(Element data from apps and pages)
——
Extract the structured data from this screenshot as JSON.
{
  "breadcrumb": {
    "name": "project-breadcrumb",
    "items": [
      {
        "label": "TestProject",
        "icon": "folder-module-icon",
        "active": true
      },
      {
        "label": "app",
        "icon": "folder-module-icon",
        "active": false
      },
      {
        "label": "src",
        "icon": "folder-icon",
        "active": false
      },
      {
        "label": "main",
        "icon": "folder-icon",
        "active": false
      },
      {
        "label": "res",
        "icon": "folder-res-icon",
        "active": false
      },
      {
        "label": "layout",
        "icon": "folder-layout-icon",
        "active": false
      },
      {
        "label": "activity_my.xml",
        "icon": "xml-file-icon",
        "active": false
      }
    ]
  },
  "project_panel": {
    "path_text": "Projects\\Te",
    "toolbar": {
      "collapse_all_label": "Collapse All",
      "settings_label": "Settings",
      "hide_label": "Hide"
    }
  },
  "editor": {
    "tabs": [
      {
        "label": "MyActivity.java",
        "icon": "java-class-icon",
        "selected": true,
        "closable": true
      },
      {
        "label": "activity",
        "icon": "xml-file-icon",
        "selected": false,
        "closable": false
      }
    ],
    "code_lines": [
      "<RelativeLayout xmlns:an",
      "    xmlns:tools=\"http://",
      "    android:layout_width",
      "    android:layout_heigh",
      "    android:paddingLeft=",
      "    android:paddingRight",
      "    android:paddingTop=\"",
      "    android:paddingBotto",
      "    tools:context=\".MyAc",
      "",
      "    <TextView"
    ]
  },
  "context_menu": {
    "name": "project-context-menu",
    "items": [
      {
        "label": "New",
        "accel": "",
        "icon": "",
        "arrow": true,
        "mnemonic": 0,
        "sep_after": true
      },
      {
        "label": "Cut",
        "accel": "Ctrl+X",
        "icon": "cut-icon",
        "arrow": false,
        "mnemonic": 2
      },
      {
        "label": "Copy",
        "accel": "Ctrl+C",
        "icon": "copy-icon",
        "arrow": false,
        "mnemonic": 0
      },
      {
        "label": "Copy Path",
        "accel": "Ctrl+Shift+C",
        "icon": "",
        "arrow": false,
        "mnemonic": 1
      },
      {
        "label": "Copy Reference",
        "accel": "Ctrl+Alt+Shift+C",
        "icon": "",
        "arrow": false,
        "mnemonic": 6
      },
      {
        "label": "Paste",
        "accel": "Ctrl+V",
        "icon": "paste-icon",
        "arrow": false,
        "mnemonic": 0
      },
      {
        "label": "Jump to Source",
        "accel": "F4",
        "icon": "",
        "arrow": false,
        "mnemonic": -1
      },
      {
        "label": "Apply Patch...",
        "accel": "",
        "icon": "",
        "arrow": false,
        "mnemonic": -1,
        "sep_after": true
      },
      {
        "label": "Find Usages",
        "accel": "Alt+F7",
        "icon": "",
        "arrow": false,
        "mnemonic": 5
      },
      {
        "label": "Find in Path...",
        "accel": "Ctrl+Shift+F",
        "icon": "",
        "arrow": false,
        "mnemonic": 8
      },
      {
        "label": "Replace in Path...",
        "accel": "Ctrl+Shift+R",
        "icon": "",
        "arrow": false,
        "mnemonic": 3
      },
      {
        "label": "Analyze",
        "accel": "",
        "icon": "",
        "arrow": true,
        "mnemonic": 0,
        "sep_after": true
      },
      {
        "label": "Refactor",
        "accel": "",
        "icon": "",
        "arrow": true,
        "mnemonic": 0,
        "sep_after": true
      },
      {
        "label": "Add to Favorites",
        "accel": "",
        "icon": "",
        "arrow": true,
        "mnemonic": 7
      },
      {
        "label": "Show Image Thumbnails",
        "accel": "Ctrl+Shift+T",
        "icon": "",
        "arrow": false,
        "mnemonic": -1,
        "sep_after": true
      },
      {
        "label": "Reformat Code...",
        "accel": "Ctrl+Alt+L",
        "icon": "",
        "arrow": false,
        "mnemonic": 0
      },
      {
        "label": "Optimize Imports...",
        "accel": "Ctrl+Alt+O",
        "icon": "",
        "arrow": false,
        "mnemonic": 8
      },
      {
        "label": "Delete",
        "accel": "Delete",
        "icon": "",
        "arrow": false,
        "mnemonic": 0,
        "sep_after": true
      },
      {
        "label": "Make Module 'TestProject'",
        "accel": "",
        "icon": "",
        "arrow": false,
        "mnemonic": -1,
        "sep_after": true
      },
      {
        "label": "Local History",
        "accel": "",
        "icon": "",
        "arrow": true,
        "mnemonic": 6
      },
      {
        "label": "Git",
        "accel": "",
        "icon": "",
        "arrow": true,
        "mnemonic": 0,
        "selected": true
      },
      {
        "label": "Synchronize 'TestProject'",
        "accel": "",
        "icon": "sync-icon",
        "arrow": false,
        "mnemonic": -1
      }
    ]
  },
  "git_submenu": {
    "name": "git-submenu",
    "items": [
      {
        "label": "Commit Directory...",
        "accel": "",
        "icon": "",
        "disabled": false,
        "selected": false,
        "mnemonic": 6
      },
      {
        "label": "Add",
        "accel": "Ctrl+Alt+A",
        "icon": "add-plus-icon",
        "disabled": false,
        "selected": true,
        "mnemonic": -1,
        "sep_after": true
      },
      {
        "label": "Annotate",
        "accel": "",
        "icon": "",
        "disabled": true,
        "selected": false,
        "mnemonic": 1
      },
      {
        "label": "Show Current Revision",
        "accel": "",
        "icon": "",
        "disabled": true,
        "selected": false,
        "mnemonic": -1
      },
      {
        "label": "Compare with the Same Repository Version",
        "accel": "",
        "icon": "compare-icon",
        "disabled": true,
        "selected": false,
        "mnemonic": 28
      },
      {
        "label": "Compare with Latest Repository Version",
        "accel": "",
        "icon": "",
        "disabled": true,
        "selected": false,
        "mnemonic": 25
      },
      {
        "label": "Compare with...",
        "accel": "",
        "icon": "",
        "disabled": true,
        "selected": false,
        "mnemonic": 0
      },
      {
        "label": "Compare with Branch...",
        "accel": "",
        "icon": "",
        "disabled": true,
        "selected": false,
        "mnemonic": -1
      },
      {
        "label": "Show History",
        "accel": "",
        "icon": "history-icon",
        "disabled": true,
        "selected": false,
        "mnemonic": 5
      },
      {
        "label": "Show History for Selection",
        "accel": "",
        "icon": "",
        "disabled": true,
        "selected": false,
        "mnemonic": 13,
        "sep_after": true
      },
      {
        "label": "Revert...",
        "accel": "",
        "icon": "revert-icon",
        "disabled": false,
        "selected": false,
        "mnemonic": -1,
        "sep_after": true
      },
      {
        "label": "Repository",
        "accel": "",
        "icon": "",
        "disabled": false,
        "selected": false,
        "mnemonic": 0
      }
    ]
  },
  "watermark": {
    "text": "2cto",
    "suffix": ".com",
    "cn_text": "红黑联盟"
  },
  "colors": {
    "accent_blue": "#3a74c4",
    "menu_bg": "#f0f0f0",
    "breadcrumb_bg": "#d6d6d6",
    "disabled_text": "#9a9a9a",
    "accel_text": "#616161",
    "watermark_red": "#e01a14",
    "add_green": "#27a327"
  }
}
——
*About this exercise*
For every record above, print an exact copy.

*Exercise answer*
Extract the structured data from this screenshot as JSON.
{
  "breadcrumb": {
    "name": "project-breadcrumb",
    "items": [
      {
        "label": "TestProject",
        "icon": "folder-module-icon",
        "active": true
      },
      {
        "label": "app",
        "icon": "folder-module-icon",
        "active": false
      },
      {
        "label": "src",
        "icon": "folder-icon",
        "active": false
      },
      {
        "label": "main",
        "icon": "folder-icon",
        "active": false
      },
      {
        "label": "res",
        "icon": "folder-res-icon",
        "active": false
      },
      {
        "label": "layout",
        "icon": "folder-layout-icon",
        "active": false
      },
      {
        "label": "activity_my.xml",
        "icon": "xml-file-icon",
        "active": false
      }
    ]
  },
  "project_panel": {
    "path_text": "Projects\\Te",
    "toolbar": {
      "collapse_all_label": "Collapse All",
      "settings_label": "Settings",
      "hide_label": "Hide"
    }
  },
  "editor": {
    "tabs": [
      {
        "label": "MyActivity.java",
        "icon": "java-class-icon",
        "selected": true,
        "closable": true
      },
      {
        "label": "activity",
        "icon": "xml-file-icon",
        "selected": false,
        "closable": false
      }
    ],
    "code_lines": [
      "<RelativeLayout xmlns:an",
      "    xmlns:tools=\"http://",
      "    android:layout_width",
      "    android:layout_heigh",
      "    android:paddingLeft=",
      "    android:paddingRight",
      "    android:paddingTop=\"",
      "    android:paddingBotto",
      "    tools:context=\".MyAc",
      "",
      "    <TextView"
    ]
  },
  "context_menu": {
    "name": "project-context-menu",
    "items": [
      {
        "label": "New",
        "accel": "",
        "icon": "",
        "arrow": true,
        "mnemonic": 0,
        "sep_after": true
      },
      {
        "label": "Cut",
        "accel": "Ctrl+X",
        "icon": "cut-icon",
        "arrow": false,
        "mnemonic": 2
      },
      {
        "label": "Copy",
        "accel": "Ctrl+C",
        "icon": "copy-icon",
        "arrow": false,
        "mnemonic": 0
      },
      {
        "label": "Copy Path",
        "accel": "Ctrl+Shift+C",
        "icon": "",
        "arrow": false,
        "mnemonic": 1
      },
      {
        "label": "Copy Reference",
        "accel": "Ctrl+Alt+Shift+C",
        "icon": "",
        "arrow": false,
        "mnemonic": 6
      },
      {
        "label": "Paste",
        "accel": "Ctrl+V",
        "icon": "paste-icon",
        "arrow": false,
        "mnemonic": 0
      },
      {
        "label": "Jump to Source",
        "accel": "F4",
        "icon": "",
        "arrow": false,
        "mnemonic": -1
      },
      {
        "label": "Apply Patch...",
        "accel": "",
        "icon": "",
        "arrow": false,
        "mnemonic": -1,
        "sep_after": true
      },
      {
        "label": "Find Usages",
        "accel": "Alt+F7",
        "icon": "",
        "arrow": false,
        "mnemonic": 5
      },
      {
        "label": "Find in Path...",
        "accel": "Ctrl+Shift+F",
        "icon": "",
        "arrow": false,
        "mnemonic": 8
      },
      {
        "label": "Replace in Path...",
        "accel": "Ctrl+Shift+R",
        "icon": "",
        "arrow": false,
        "mnemonic": 3
      },
      {
        "label": "Analyze",
        "accel": "",
        "icon": "",
        "arrow": true,
        "mnemonic": 0,
        "sep_after": true
      },
      {
        "label": "Refactor",
        "accel": "",
        "icon": "",
        "arrow": true,
        "mnemonic": 0,
        "sep_after": true
      },
      {
        "label": "Add to Favorites",
        "accel": "",
        "icon": "",
        "arrow": true,
        "mnemonic": 7
      },
      {
        "label": "Show Image Thumbnails",
        "accel": "Ctrl+Shift+T",
        "icon": "",
        "arrow": false,
        "mnemonic": -1,
        "sep_after": true
      },
      {
        "label": "Reformat Code...",
        "accel": "Ctrl+Alt+L",
        "icon": "",
        "arrow": false,
        "mnemonic": 0
      },
      {
        "label": "Optimize Imports...",
        "accel": "Ctrl+Alt+O",
        "icon": "",
        "arrow": false,
        "mnemonic": 8
      },
      {
        "label": "Delete",
        "accel": "Delete",
        "icon": "",
        "arrow": false,
        "mnemonic": 0,
        "sep_after": true
      },
      {
        "label": "Make Module 'TestProject'",
        "accel": "",
        "icon": "",
        "arrow": false,
        "mnemonic": -1,
        "sep_after": true
      },
      {
        "label": "Local History",
        "accel": "",
        "icon": "",
        "arrow": true,
        "mnemonic": 6
      },
      {
        "label": "Git",
        "accel": "",
        "icon": "",
        "arrow": true,
        "mnemonic": 0,
        "selected": true
      },
      {
        "label": "Synchronize 'TestProject'",
        "accel": "",
        "icon": "sync-icon",
        "arrow": false,
        "mnemonic": -1
      }
    ]
  },
  "git_submenu": {
    "name": "git-submenu",
    "items": [
      {
        "label": "Commit Directory...",
        "accel": "",
        "icon": "",
        "disabled": false,
        "selected": false,
        "mnemonic": 6
      },
      {
        "label": "Add",
        "accel": "Ctrl+Alt+A",
        "icon": "add-plus-icon",
        "disabled": false,
        "selected": true,
        "mnemonic": -1,
        "sep_after": true
      },
      {
        "label": "Annotate",
        "accel": "",
        "icon": "",
        "disabled": true,
        "selected": false,
        "mnemonic": 1
      },
      {
        "label": "Show Current Revision",
        "accel": "",
        "icon": "",
        "disabled": true,
        "selected": false,
        "mnemonic": -1
      },
      {
        "label": "Compare with the Same Repository Version",
        "accel": "",
        "icon": "compare-icon",
        "disabled": true,
        "selected": false,
        "mnemonic": 28
      },
      {
        "label": "Compare with Latest Repository Version",
        "accel": "",
        "icon": "",
        "disabled": true,
        "selected": false,
        "mnemonic": 25
      },
      {
        "label": "Compare with...",
        "accel": "",
        "icon": "",
        "disabled": true,
        "selected": false,
        "mnemonic": 0
      },
      {
        "label": "Compare with Branch...",
        "accel": "",
        "icon": "",
        "disabled": true,
        "selected": false,
        "mnemonic": -1
      },
      {
        "label": "Show History",
        "accel": "",
        "icon": "history-icon",
        "disabled": true,
        "selected": false,
        "mnemonic": 5
      },
      {
        "label": "Show History for Selection",
        "accel": "",
        "icon": "",
        "disabled": true,
        "selected": false,
        "mnemonic": 13,
        "sep_after": true
      },
      {
        "label": "Revert...",
        "accel": "",
        "icon": "revert-icon",
        "disabled": false,
        "selected": false,
        "mnemonic": -1,
        "sep_after": true
      },
      {
        "label": "Repository",
        "accel": "",
        "icon": "",
        "disabled": false,
        "selected": false,
        "mnemonic": 0
      }
    ]
  },
  "watermark": {
    "text": "2cto",
    "suffix": ".com",
    "cn_text": "红黑联盟"
  },
  "colors": {
    "accent_blue": "#3a74c4",
    "menu_bg": "#f0f0f0",
    "breadcrumb_bg": "#d6d6d6",
    "disabled_text": "#9a9a9a",
    "accel_text": "#616161",
    "watermark_red": "#e01a14",
    "add_green": "#27a327"
  }
}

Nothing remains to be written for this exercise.